▶ _Problem description_:
Going line by line through the data below, report how many lines include the word "Türkiye", with nothing added.

▶ _Study material_:
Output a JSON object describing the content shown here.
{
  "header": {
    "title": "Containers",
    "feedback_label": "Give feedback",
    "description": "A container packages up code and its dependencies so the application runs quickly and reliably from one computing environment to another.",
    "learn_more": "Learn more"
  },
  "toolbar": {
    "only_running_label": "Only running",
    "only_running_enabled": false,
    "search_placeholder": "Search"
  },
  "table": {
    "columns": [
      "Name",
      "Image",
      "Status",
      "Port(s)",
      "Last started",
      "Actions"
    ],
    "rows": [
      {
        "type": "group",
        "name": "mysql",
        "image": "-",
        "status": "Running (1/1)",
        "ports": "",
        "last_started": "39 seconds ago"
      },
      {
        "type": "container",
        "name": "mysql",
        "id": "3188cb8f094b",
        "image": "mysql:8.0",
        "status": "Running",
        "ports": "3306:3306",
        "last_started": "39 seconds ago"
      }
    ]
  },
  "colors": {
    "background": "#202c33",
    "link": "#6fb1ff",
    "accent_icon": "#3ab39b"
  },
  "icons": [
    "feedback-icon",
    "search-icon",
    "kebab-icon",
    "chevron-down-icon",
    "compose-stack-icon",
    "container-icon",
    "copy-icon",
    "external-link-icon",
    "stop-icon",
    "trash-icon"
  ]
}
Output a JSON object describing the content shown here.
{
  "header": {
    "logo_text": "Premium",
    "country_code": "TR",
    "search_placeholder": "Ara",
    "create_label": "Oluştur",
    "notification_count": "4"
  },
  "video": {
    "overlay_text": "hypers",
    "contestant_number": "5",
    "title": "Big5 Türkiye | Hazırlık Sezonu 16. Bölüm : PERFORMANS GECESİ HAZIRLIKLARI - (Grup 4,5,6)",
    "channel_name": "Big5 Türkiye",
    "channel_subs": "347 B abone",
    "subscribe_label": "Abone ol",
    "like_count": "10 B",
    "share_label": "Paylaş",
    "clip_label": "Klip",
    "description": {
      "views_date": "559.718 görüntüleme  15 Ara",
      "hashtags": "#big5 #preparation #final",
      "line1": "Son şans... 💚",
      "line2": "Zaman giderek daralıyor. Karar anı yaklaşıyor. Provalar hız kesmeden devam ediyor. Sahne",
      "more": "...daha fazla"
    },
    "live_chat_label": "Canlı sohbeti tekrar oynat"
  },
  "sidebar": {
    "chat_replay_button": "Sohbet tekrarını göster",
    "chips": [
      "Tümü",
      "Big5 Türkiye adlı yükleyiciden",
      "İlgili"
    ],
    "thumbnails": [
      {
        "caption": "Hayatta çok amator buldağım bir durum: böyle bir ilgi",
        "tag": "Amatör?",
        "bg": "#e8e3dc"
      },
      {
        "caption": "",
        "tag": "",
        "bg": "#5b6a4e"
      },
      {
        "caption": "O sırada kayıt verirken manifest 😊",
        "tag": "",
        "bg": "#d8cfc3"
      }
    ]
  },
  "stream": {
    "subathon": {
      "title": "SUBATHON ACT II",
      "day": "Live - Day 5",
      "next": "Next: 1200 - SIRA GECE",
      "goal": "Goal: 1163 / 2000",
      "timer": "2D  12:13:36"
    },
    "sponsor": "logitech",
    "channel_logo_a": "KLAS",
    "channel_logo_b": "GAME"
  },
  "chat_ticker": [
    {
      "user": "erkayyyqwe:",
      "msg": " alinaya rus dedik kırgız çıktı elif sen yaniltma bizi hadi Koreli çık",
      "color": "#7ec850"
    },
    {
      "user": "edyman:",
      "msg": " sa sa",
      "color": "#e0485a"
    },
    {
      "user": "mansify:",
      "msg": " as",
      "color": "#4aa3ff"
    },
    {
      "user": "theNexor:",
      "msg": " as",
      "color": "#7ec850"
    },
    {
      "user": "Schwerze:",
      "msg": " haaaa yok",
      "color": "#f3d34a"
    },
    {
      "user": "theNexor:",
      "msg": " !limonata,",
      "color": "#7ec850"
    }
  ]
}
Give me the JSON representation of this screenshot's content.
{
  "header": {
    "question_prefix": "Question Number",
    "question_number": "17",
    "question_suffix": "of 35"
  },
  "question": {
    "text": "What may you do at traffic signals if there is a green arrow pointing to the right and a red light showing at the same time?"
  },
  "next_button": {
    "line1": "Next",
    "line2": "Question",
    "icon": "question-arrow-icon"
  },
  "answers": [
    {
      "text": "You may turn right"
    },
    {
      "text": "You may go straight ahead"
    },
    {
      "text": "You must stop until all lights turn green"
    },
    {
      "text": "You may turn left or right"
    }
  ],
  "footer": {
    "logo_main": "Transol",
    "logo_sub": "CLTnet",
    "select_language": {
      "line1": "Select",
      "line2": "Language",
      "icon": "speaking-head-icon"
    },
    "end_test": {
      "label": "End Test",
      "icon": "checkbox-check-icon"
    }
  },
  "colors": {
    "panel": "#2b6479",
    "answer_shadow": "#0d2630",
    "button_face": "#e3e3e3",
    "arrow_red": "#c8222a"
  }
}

▶ _Solution to this problem_:
3